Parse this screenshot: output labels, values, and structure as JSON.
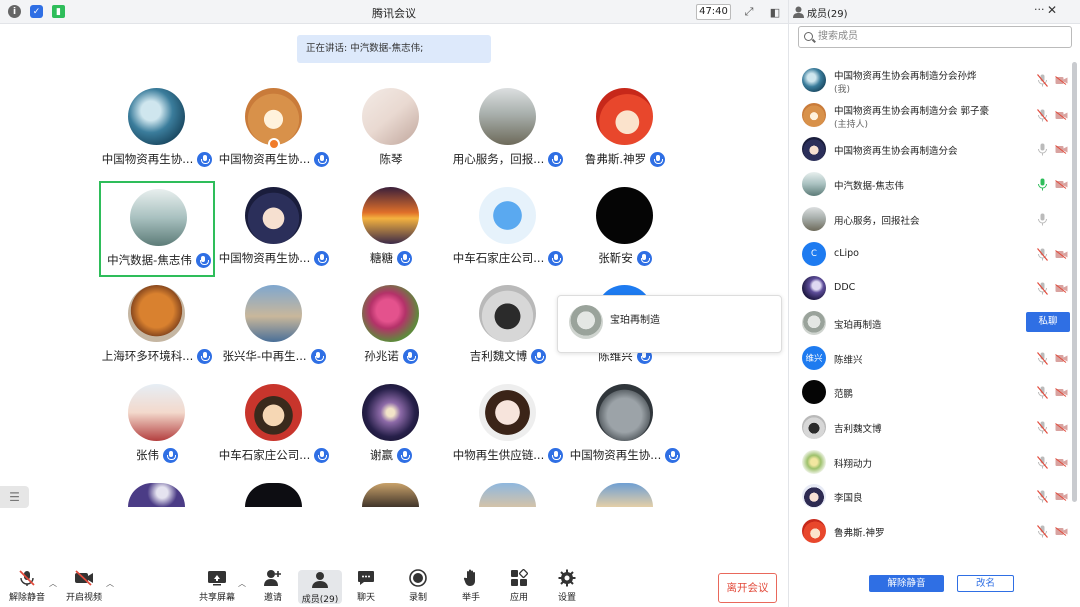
{
  "window": {
    "title": "腾讯会议",
    "timer": "47:40"
  },
  "speaking_banner": "正在讲话: 中汽数据-焦志伟;",
  "participants": [
    {
      "name": "中国物资再生协...",
      "avatar": "ocean-wave"
    },
    {
      "name": "中国物资再生协...",
      "avatar": "shiba-dog"
    },
    {
      "name": "陈琴",
      "avatar": "pink-blossom"
    },
    {
      "name": "用心服务，回报...",
      "avatar": "lake-shore"
    },
    {
      "name": "鲁弗斯.神罗",
      "avatar": "cartoon-red"
    },
    {
      "name": "中汽数据-焦志伟",
      "avatar": "misty-lake"
    },
    {
      "name": "中国物资再生协...",
      "avatar": "anime-boy"
    },
    {
      "name": "糖糖",
      "avatar": "sunset"
    },
    {
      "name": "中车石家庄公司...",
      "avatar": "pocoyo"
    },
    {
      "name": "张靳安",
      "avatar": "black"
    },
    {
      "name": "上海环多环境科...",
      "avatar": "autumn-tree"
    },
    {
      "name": "张兴华-中再生...",
      "avatar": "bridge"
    },
    {
      "name": "孙兆诺",
      "avatar": "flowers"
    },
    {
      "name": "吉利魏文博",
      "avatar": "car-toy"
    },
    {
      "name": "陈维兴",
      "avatar": "blue"
    },
    {
      "name": "张伟",
      "avatar": "family"
    },
    {
      "name": "中车石家庄公司...",
      "avatar": "cartoon-girl"
    },
    {
      "name": "谢嬴",
      "avatar": "galaxy"
    },
    {
      "name": "中物再生供应链...",
      "avatar": "woman"
    },
    {
      "name": "中国物资再生协...",
      "avatar": "cat"
    }
  ],
  "popup": {
    "name": "宝珀再制造"
  },
  "toolbar": {
    "unmute": "解除静音",
    "start_video": "开启视频",
    "share_screen": "共享屏幕",
    "invite": "邀请",
    "members": "成员(29)",
    "chat": "聊天",
    "record": "录制",
    "raise_hand": "举手",
    "apps": "应用",
    "settings": "设置",
    "leave": "离开会议"
  },
  "panel": {
    "title": "成员(29)",
    "search_placeholder": "搜索成员",
    "chat_label": "私聊",
    "unmute_all": "解除静音",
    "rename": "改名",
    "members": [
      {
        "name": "中国物资再生协会再制造分会孙烨",
        "sub": "(我)",
        "avatar": "ocean-wave",
        "mic": "muted",
        "cam": "off"
      },
      {
        "name": "中国物资再生协会再制造分会 郭子豪",
        "sub": "(主持人)",
        "avatar": "shiba-dog",
        "mic": "muted",
        "cam": "off"
      },
      {
        "name": "中国物资再生协会再制造分会",
        "sub": "",
        "avatar": "anime-boy",
        "mic": "on",
        "cam": "off"
      },
      {
        "name": "中汽数据-焦志伟",
        "sub": "",
        "avatar": "misty-lake",
        "mic": "speaking",
        "cam": "off"
      },
      {
        "name": "用心服务，回报社会",
        "sub": "",
        "avatar": "lake-shore",
        "mic": "on",
        "cam": "none"
      },
      {
        "name": "cLipo",
        "sub": "",
        "avatar": "letter-c",
        "initial": "C",
        "mic": "muted",
        "cam": "off"
      },
      {
        "name": "DDC",
        "sub": "",
        "avatar": "moon",
        "mic": "muted",
        "cam": "off"
      },
      {
        "name": "宝珀再制造",
        "sub": "",
        "avatar": "coin",
        "mic": "chat",
        "cam": "chat"
      },
      {
        "name": "陈维兴",
        "sub": "",
        "avatar": "initial-blue",
        "initial": "维兴",
        "mic": "muted",
        "cam": "off"
      },
      {
        "name": "范鹏",
        "sub": "",
        "avatar": "black",
        "mic": "muted",
        "cam": "off"
      },
      {
        "name": "吉利魏文博",
        "sub": "",
        "avatar": "car-toy",
        "mic": "muted",
        "cam": "off"
      },
      {
        "name": "科翔动力",
        "sub": "",
        "avatar": "flowers-green",
        "mic": "muted",
        "cam": "off"
      },
      {
        "name": "李国良",
        "sub": "",
        "avatar": "anime-girl",
        "mic": "muted",
        "cam": "off"
      },
      {
        "name": "鲁弗斯.神罗",
        "sub": "",
        "avatar": "cartoon-red",
        "mic": "muted",
        "cam": "off"
      }
    ]
  },
  "colors": {
    "accent": "#2f6fe4",
    "active_border": "#2ebd5a",
    "muted_red": "#e24a3b",
    "banner_bg": "#dde9fb"
  }
}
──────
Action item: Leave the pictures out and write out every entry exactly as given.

Answer box:
Parse this screenshot: output labels, values, and structure as JSON.
{
  "window": {
    "title": "腾讯会议",
    "timer": "47:40"
  },
  "speaking_banner": "正在讲话: 中汽数据-焦志伟;",
  "participants": [
    {
      "name": "中国物资再生协...",
      "avatar": "ocean-wave"
    },
    {
      "name": "中国物资再生协...",
      "avatar": "shiba-dog"
    },
    {
      "name": "陈琴",
      "avatar": "pink-blossom"
    },
    {
      "name": "用心服务，回报...",
      "avatar": "lake-shore"
    },
    {
      "name": "鲁弗斯.神罗",
      "avatar": "cartoon-red"
    },
    {
      "name": "中汽数据-焦志伟",
      "avatar": "misty-lake"
    },
    {
      "name": "中国物资再生协...",
      "avatar": "anime-boy"
    },
    {
      "name": "糖糖",
      "avatar": "sunset"
    },
    {
      "name": "中车石家庄公司...",
      "avatar": "pocoyo"
    },
    {
      "name": "张靳安",
      "avatar": "black"
    },
    {
      "name": "上海环多环境科...",
      "avatar": "autumn-tree"
    },
    {
      "name": "张兴华-中再生...",
      "avatar": "bridge"
    },
    {
      "name": "孙兆诺",
      "avatar": "flowers"
    },
    {
      "name": "吉利魏文博",
      "avatar": "car-toy"
    },
    {
      "name": "陈维兴",
      "avatar": "blue"
    },
    {
      "name": "张伟",
      "avatar": "family"
    },
    {
      "name": "中车石家庄公司...",
      "avatar": "cartoon-girl"
    },
    {
      "name": "谢嬴",
      "avatar": "galaxy"
    },
    {
      "name": "中物再生供应链...",
      "avatar": "woman"
    },
    {
      "name": "中国物资再生协...",
      "avatar": "cat"
    }
  ],
  "popup": {
    "name": "宝珀再制造"
  },
  "toolbar": {
    "unmute": "解除静音",
    "start_video": "开启视频",
    "share_screen": "共享屏幕",
    "invite": "邀请",
    "members": "成员(29)",
    "chat": "聊天",
    "record": "录制",
    "raise_hand": "举手",
    "apps": "应用",
    "settings": "设置",
    "leave": "离开会议"
  },
  "panel": {
    "title": "成员(29)",
    "search_placeholder": "搜索成员",
    "chat_label": "私聊",
    "unmute_all": "解除静音",
    "rename": "改名",
    "members": [
      {
        "name": "中国物资再生协会再制造分会孙烨",
        "sub": "(我)",
        "avatar": "ocean-wave",
        "mic": "muted",
        "cam": "off"
      },
      {
        "name": "中国物资再生协会再制造分会 郭子豪",
        "sub": "(主持人)",
        "avatar": "shiba-dog",
        "mic": "muted",
        "cam": "off"
      },
      {
        "name": "中国物资再生协会再制造分会",
        "sub": "",
        "avatar": "anime-boy",
        "mic": "on",
        "cam": "off"
      },
      {
        "name": "中汽数据-焦志伟",
        "sub": "",
        "avatar": "misty-lake",
        "mic": "speaking",
        "cam": "off"
      },
      {
        "name": "用心服务，回报社会",
        "sub": "",
        "avatar": "lake-shore",
        "mic": "on",
        "cam": "none"
      },
      {
        "name": "cLipo",
        "sub": "",
        "avatar": "letter-c",
        "initial": "C",
        "mic": "muted",
        "cam": "off"
      },
      {
        "name": "DDC",
        "sub": "",
        "avatar": "moon",
        "mic": "muted",
        "cam": "off"
      },
      {
        "name": "宝珀再制造",
        "sub": "",
        "avatar": "coin",
        "mic": "chat",
        "cam": "chat"
      },
      {
        "name": "陈维兴",
        "sub": "",
        "avatar": "initial-blue",
        "initial": "维兴",
        "mic": "muted",
        "cam": "off"
      },
      {
        "name": "范鹏",
        "sub": "",
        "avatar": "black",
        "mic": "muted",
        "cam": "off"
      },
      {
        "name": "吉利魏文博",
        "sub": "",
        "avatar": "car-toy",
        "mic": "muted",
        "cam": "off"
      },
      {
        "name": "科翔动力",
        "sub": "",
        "avatar": "flowers-green",
        "mic": "muted",
        "cam": "off"
      },
      {
        "name": "李国良",
        "sub": "",
        "avatar": "anime-girl",
        "mic": "muted",
        "cam": "off"
      },
      {
        "name": "鲁弗斯.神罗",
        "sub": "",
        "avatar": "cartoon-red",
        "mic": "muted",
        "cam": "off"
      }
    ]
  },
  "colors": {
    "accent": "#2f6fe4",
    "active_border": "#2ebd5a",
    "muted_red": "#e24a3b",
    "banner_bg": "#dde9fb"
  }
}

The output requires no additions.